EXERCISE PROMPT » Please report every line from the material that contains the word "Dane".

DATASET RECORDS »

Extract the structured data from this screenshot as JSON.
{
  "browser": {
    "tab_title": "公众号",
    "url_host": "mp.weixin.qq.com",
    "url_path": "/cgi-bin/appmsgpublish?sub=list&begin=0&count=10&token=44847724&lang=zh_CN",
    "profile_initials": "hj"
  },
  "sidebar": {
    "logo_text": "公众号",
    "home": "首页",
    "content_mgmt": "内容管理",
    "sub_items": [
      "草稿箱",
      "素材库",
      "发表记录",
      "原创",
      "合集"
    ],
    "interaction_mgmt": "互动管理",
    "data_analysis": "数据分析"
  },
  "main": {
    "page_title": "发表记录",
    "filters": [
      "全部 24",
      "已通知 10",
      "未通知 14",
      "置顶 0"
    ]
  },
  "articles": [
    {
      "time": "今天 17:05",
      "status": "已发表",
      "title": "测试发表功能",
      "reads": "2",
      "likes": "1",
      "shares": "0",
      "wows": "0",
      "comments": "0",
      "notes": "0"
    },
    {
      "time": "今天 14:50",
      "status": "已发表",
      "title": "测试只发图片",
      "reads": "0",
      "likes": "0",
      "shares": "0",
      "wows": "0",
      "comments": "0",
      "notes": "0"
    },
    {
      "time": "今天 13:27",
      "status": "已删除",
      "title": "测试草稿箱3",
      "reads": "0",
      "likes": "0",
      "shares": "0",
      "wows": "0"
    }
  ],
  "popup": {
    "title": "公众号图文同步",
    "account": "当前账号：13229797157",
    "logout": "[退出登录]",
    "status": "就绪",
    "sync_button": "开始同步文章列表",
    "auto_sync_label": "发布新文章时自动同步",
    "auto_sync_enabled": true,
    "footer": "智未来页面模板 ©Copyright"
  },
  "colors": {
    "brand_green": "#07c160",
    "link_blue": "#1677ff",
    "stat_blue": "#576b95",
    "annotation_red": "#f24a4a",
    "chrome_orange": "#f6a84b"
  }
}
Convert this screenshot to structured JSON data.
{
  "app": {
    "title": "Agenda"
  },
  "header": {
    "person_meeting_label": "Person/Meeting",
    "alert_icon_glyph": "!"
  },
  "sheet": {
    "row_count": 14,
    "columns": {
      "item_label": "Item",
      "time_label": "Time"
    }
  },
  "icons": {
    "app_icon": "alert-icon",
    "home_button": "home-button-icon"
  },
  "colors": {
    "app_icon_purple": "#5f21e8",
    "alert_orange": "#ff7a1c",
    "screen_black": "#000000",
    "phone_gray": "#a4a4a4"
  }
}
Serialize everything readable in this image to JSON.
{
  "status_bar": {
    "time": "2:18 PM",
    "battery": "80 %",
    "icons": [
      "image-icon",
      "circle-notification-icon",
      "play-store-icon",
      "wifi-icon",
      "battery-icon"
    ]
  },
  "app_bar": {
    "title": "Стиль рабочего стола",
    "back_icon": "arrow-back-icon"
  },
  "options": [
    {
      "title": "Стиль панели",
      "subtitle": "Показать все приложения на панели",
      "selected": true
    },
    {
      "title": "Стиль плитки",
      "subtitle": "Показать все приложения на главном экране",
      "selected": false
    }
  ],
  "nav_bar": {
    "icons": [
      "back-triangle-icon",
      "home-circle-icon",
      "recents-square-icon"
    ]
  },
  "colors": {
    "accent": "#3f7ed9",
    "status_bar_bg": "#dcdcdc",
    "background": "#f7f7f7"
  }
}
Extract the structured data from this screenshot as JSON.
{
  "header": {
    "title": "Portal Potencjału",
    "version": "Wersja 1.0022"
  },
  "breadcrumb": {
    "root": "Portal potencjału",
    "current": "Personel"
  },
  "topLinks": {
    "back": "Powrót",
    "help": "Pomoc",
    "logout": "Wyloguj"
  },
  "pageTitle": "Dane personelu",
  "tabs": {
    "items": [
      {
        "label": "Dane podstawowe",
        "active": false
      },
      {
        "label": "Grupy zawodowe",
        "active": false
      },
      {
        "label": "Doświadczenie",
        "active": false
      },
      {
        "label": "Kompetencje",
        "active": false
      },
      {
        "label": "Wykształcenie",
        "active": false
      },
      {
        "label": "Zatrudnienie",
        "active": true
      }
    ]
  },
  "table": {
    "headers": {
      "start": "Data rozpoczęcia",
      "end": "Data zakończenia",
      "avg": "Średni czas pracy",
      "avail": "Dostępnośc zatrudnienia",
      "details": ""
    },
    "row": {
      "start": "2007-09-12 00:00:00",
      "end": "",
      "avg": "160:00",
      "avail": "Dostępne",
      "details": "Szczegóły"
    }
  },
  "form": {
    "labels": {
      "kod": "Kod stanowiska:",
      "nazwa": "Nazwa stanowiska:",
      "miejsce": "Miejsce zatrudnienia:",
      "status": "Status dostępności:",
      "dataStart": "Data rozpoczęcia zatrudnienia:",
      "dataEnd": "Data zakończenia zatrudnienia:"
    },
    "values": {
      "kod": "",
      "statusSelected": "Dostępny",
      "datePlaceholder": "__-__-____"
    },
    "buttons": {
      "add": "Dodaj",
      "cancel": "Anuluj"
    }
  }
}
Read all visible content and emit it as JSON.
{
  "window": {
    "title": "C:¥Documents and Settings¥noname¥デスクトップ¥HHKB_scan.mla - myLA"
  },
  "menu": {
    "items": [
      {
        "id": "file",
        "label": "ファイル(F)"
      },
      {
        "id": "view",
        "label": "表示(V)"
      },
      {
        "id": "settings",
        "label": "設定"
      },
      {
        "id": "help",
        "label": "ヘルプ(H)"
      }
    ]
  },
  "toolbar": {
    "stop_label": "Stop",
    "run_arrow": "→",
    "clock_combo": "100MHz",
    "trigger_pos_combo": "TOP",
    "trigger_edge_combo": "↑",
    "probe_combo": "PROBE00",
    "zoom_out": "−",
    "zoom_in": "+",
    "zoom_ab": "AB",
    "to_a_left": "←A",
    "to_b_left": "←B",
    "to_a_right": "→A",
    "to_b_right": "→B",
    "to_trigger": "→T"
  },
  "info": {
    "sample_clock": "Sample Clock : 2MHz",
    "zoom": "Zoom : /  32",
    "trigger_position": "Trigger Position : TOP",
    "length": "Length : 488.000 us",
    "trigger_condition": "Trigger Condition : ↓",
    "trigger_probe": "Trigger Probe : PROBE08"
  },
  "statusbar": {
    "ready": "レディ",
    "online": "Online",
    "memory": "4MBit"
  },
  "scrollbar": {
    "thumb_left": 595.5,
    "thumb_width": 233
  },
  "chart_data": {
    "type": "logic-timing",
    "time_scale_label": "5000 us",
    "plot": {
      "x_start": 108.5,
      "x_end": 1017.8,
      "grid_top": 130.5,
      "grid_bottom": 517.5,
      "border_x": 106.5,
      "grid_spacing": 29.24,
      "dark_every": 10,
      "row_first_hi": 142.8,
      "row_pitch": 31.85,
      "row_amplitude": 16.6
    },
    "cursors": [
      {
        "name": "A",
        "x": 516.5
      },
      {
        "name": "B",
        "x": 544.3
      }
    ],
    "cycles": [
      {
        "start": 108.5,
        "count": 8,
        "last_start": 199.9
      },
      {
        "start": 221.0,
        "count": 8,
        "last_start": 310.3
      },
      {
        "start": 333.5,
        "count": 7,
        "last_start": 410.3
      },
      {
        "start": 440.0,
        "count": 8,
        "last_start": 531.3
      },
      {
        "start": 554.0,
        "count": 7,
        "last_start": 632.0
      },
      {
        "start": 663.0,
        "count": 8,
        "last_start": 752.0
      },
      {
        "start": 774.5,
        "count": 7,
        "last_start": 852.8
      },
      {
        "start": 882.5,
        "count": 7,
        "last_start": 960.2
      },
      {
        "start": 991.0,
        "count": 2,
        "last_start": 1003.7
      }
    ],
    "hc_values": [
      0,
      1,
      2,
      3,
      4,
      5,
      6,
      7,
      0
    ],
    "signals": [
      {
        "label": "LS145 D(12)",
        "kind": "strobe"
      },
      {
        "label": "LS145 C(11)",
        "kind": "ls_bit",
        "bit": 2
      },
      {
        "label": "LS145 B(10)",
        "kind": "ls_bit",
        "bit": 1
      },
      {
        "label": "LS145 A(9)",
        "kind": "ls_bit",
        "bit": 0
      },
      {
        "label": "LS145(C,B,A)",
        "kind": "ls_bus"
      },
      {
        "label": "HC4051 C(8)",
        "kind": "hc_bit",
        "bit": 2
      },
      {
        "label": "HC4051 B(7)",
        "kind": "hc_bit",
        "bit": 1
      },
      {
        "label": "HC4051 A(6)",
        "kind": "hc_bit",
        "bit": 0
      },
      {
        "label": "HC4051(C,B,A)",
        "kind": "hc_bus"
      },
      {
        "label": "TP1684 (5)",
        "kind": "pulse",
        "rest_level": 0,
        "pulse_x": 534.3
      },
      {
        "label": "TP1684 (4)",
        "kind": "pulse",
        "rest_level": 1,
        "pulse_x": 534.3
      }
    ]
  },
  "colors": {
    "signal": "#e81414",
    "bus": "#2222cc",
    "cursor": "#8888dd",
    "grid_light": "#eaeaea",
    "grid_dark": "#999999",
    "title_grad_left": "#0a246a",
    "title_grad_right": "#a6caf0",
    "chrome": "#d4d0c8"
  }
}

ANSWER SECTION »
  "pageTitle": "Dane personelu",
        "label": "Dane podstawowe",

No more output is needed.